[Description of the task]
If a line of the data below contains the string "posts", copy it into your answer.

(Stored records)

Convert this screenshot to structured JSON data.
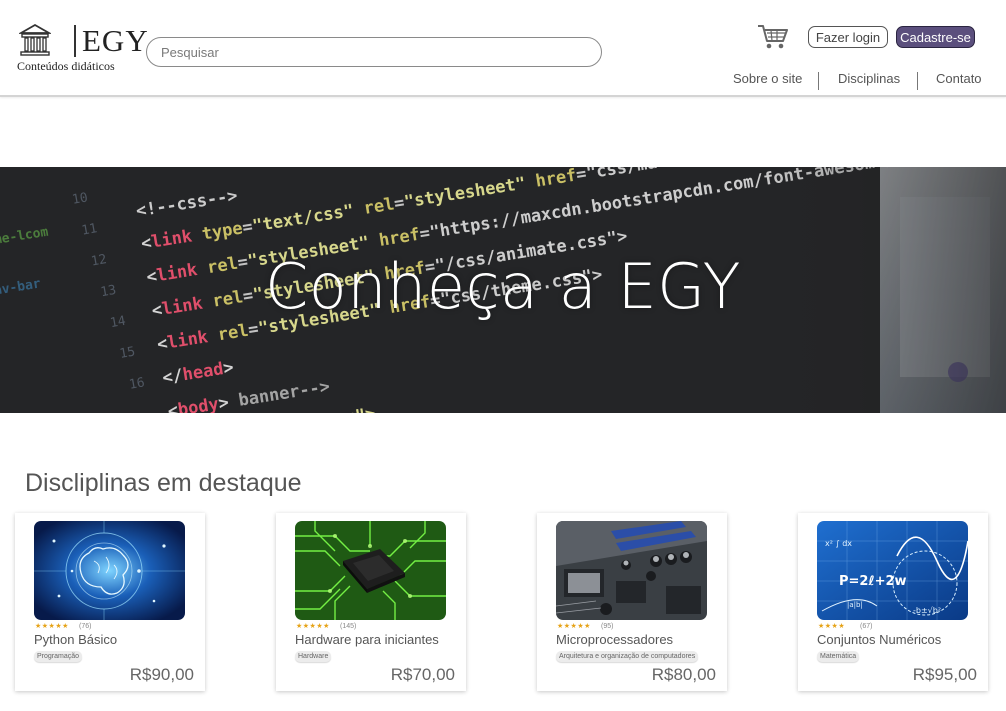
{
  "brand": {
    "name": "EGY",
    "tagline": "Conteúdos didáticos"
  },
  "search": {
    "placeholder": "Pesquisar"
  },
  "header": {
    "cart_icon": "shopping-cart-icon",
    "login_label": "Fazer login",
    "signup_label": "Cadastre-se"
  },
  "nav": {
    "items": [
      {
        "label": "Sobre o site"
      },
      {
        "label": "Disciplinas"
      },
      {
        "label": "Contato"
      }
    ]
  },
  "hero": {
    "title": "Conheça a EGY"
  },
  "featured": {
    "title": "Discliplinas em destaque",
    "courses": [
      {
        "title": "Python Básico",
        "rating": 4.5,
        "reviews": "(76)",
        "stars": "★★★★★",
        "category": "Programação",
        "price": "R$90,00"
      },
      {
        "title": "Hardware para iniciantes",
        "rating": 5,
        "reviews": "(145)",
        "stars": "★★★★★",
        "category": "Hardware",
        "price": "R$70,00"
      },
      {
        "title": "Microprocessadores",
        "rating": 4.5,
        "reviews": "(95)",
        "stars": "★★★★★",
        "category": "Arquitetura e organização de computadores",
        "price": "R$80,00"
      },
      {
        "title": "Conjuntos Numéricos",
        "rating": 4,
        "reviews": "(67)",
        "stars": "★★★★",
        "category": "Matemática",
        "price": "R$95,00"
      }
    ]
  },
  "colors": {
    "accent": "#5b4f7d",
    "star": "#e6a318",
    "hero_bg": "#2b2c2e"
  }
}
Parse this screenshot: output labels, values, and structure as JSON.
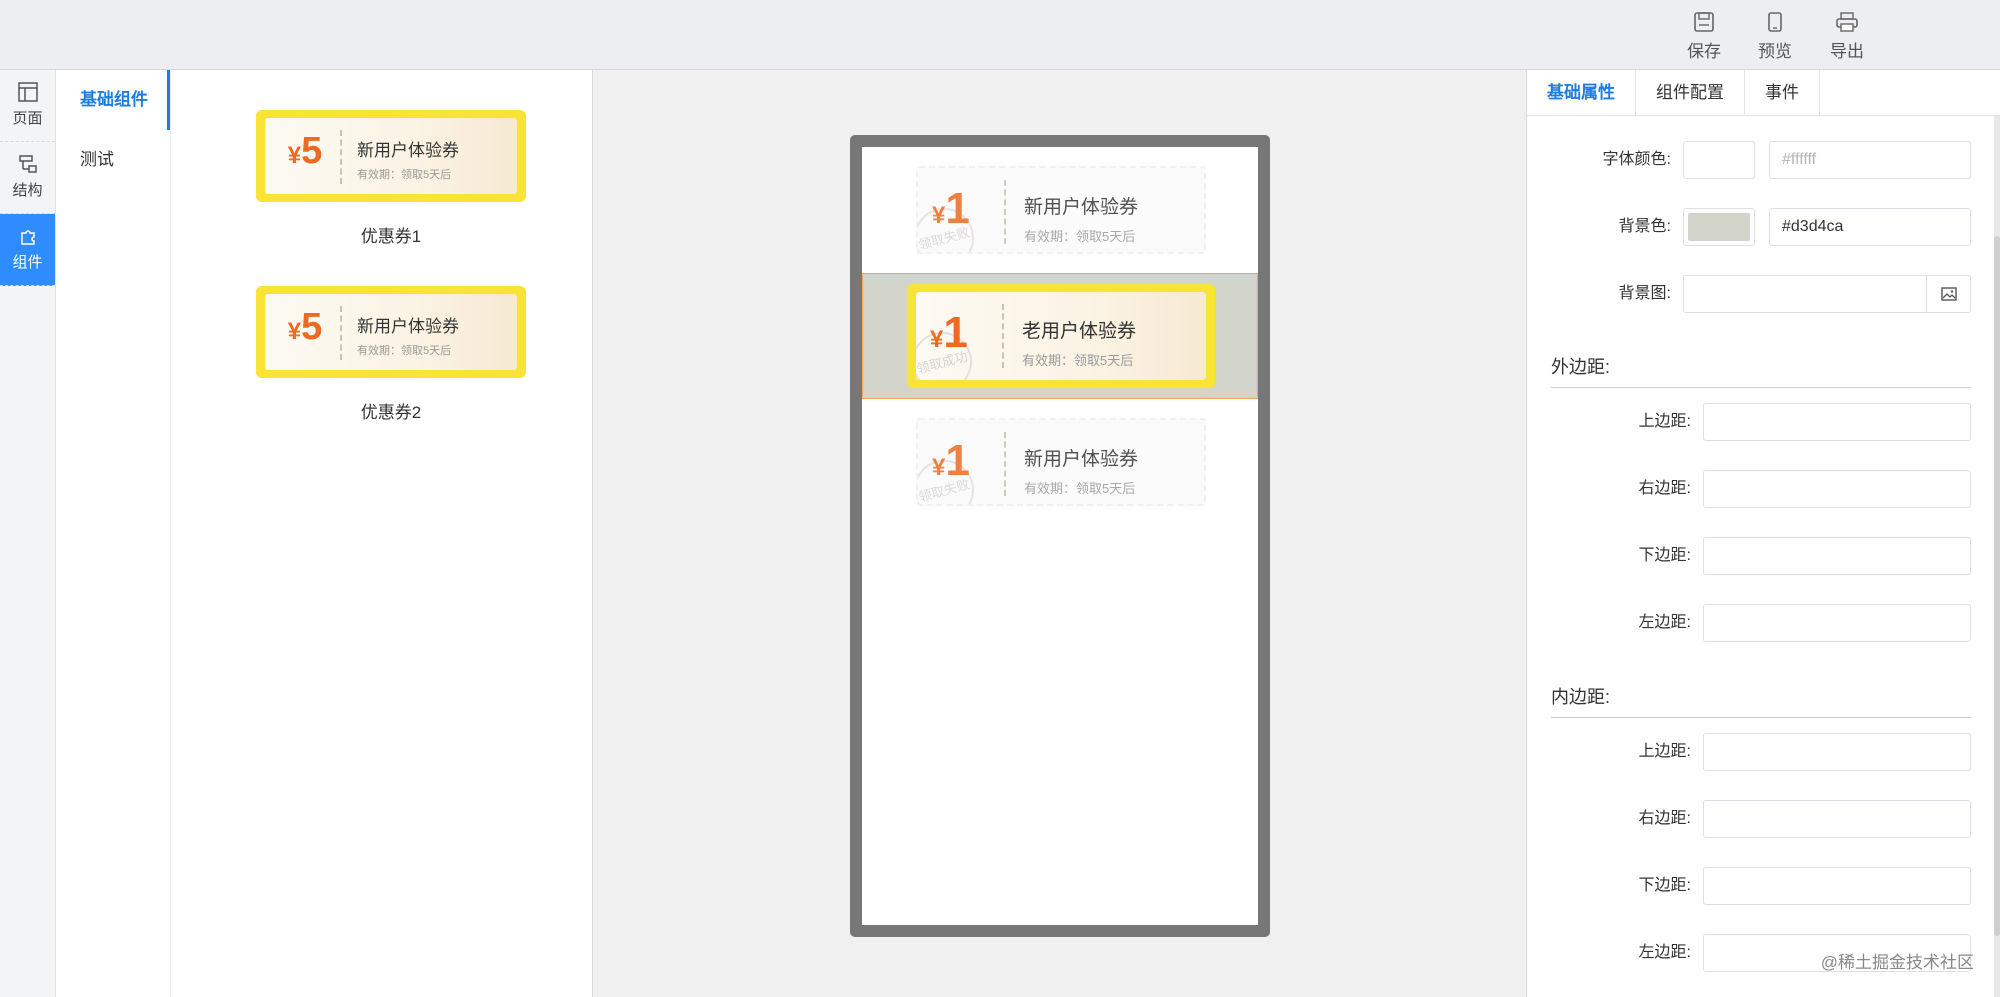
{
  "toolbar": {
    "save": "保存",
    "preview": "预览",
    "export": "导出"
  },
  "rail": {
    "page": "页面",
    "structure": "结构",
    "component": "组件"
  },
  "categories": [
    "基础组件",
    "测试"
  ],
  "library": [
    {
      "yen": "¥",
      "amount": "5",
      "title": "新用户体验券",
      "sub": "有效期：领取5天后",
      "label": "优惠券1"
    },
    {
      "yen": "¥",
      "amount": "5",
      "title": "新用户体验券",
      "sub": "有效期：领取5天后",
      "label": "优惠券2"
    }
  ],
  "canvas": [
    {
      "yen": "¥",
      "amount": "1",
      "title": "新用户体验券",
      "sub": "有效期：领取5天后",
      "stamp": "领取失败"
    },
    {
      "yen": "¥",
      "amount": "1",
      "title": "老用户体验券",
      "sub": "有效期：领取5天后",
      "stamp": "领取成功"
    },
    {
      "yen": "¥",
      "amount": "1",
      "title": "新用户体验券",
      "sub": "有效期：领取5天后",
      "stamp": "领取失败"
    }
  ],
  "props": {
    "tabs": [
      "基础属性",
      "组件配置",
      "事件"
    ],
    "font_color_label": "字体颜色:",
    "font_color_placeholder": "#ffffff",
    "bg_color_label": "背景色:",
    "bg_color_value": "#d3d4ca",
    "bg_image_label": "背景图:",
    "margin_title": "外边距:",
    "padding_title": "内边距:",
    "top": "上边距:",
    "right": "右边距:",
    "bottom": "下边距:",
    "left": "左边距:"
  },
  "colors": {
    "accent": "#1f7de0",
    "active_rail": "#2f8cff",
    "coupon_border": "#f9e334",
    "price": "#ee6a22",
    "selected_bg": "#d3d4ca",
    "selected_border": "#f4a25a"
  },
  "watermark": "@稀土掘金技术社区"
}
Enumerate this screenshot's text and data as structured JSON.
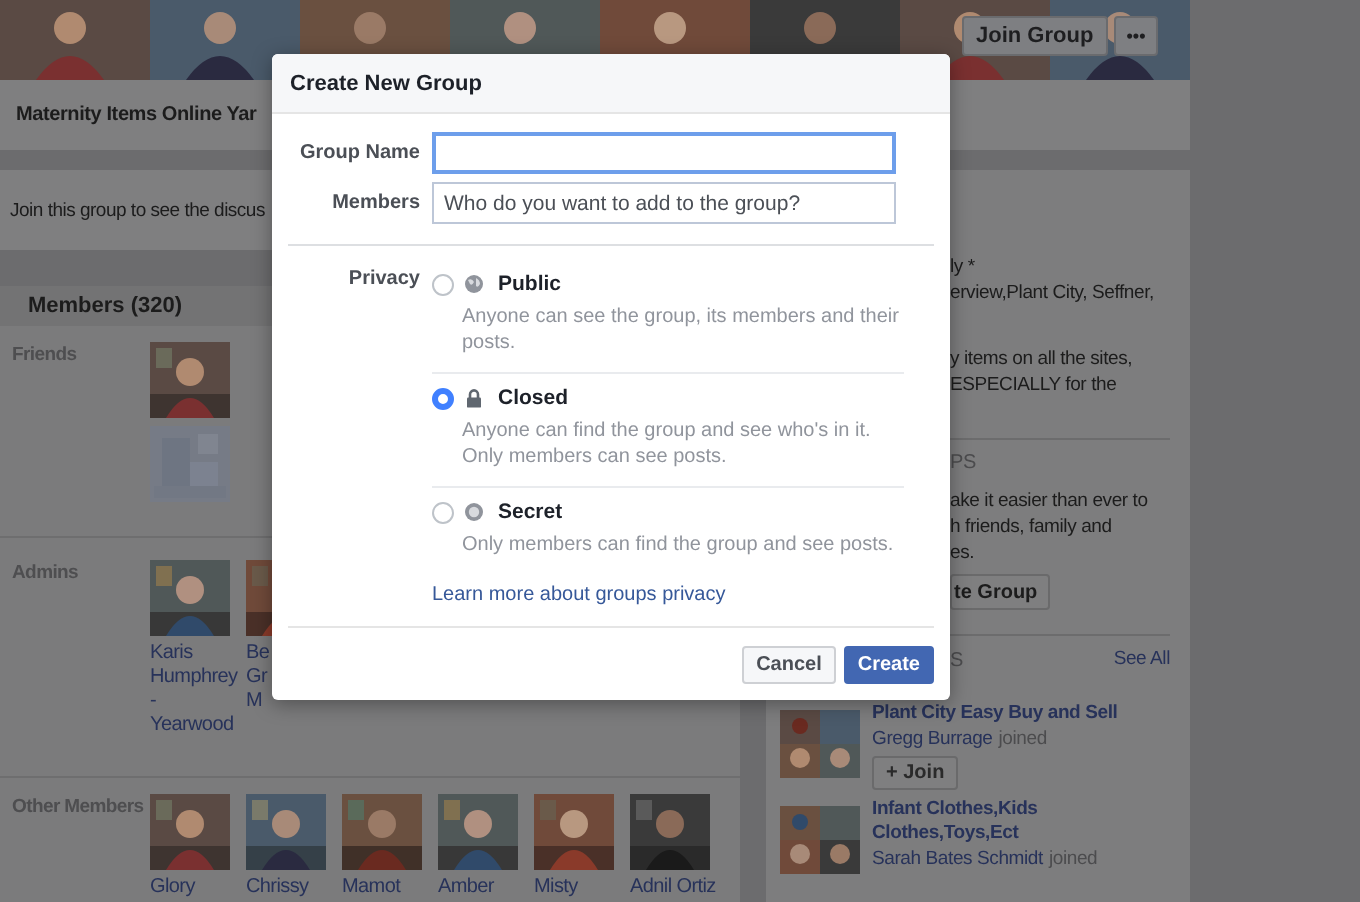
{
  "cover": {
    "join_button": "Join Group",
    "more_button": "•••"
  },
  "group_title": "Maternity Items Online Yar",
  "join_notice": "Join this group to see the discus",
  "members": {
    "heading": "Members (320)",
    "sections": [
      {
        "label": "Friends",
        "people": [
          {
            "kind": "picture"
          },
          {
            "kind": "blurred"
          }
        ]
      },
      {
        "label": "Admins",
        "people": [
          {
            "kind": "picture",
            "name_lines": [
              "Karis",
              "Humphrey",
              "-",
              "Yearwood"
            ]
          },
          {
            "kind": "picture",
            "name_lines": [
              "Be",
              "Gr",
              "M"
            ]
          }
        ]
      },
      {
        "label": "Other Members",
        "people": [
          {
            "kind": "picture",
            "name_lines": [
              "Glory"
            ]
          },
          {
            "kind": "picture",
            "name_lines": [
              "Chrissy"
            ]
          },
          {
            "kind": "picture",
            "name_lines": [
              "Mamot"
            ]
          },
          {
            "kind": "picture",
            "name_lines": [
              "Amber"
            ]
          },
          {
            "kind": "picture",
            "name_lines": [
              "Misty"
            ]
          },
          {
            "kind": "picture",
            "name_lines": [
              "Adnil Ortiz"
            ]
          }
        ]
      }
    ]
  },
  "about": {
    "paragraphs": [
      [
        "ly *",
        "erview,Plant City, Seffner,"
      ],
      [
        "y items on all the sites,",
        "ESPECIALLY for the"
      ]
    ]
  },
  "create_promo": {
    "heading": "PS",
    "lines": [
      "ake it easier than ever to",
      "h friends, family and",
      "es."
    ],
    "button": "te Group"
  },
  "suggested": {
    "heading": "S",
    "see_all": "See All",
    "groups": [
      {
        "title": "Plant City Easy Buy and Sell",
        "member": "Gregg Burrage",
        "action": "joined",
        "join_button": "+ Join"
      },
      {
        "title": "Infant Clothes,Kids Clothes,Toys,Ect",
        "member": "Sarah Bates Schmidt",
        "action": "joined"
      }
    ]
  },
  "dialog": {
    "title": "Create New Group",
    "fields": [
      {
        "label": "Group Name",
        "focused": true
      },
      {
        "label": "Members",
        "placeholder": "Who do you want to add to the group?",
        "focused": false
      }
    ],
    "privacy": {
      "label": "Privacy",
      "options": [
        {
          "kind": "public",
          "title": "Public",
          "description": "Anyone can see the group, its members and their posts.",
          "selected": false
        },
        {
          "kind": "closed",
          "title": "Closed",
          "description": "Anyone can find the group and see who's in it. Only members can see posts.",
          "selected": true
        },
        {
          "kind": "secret",
          "title": "Secret",
          "description": "Only members can find the group and see posts.",
          "selected": false
        }
      ],
      "link": "Learn more about groups privacy"
    },
    "buttons": {
      "cancel": "Cancel",
      "create": "Create"
    }
  }
}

[Task output]
          "description": "Anyone can see the group, its members and their posts.",
          "description": "Anyone can find the group and see who's in it. Only members can see posts.",
          "description": "Only members can find the group and see posts.",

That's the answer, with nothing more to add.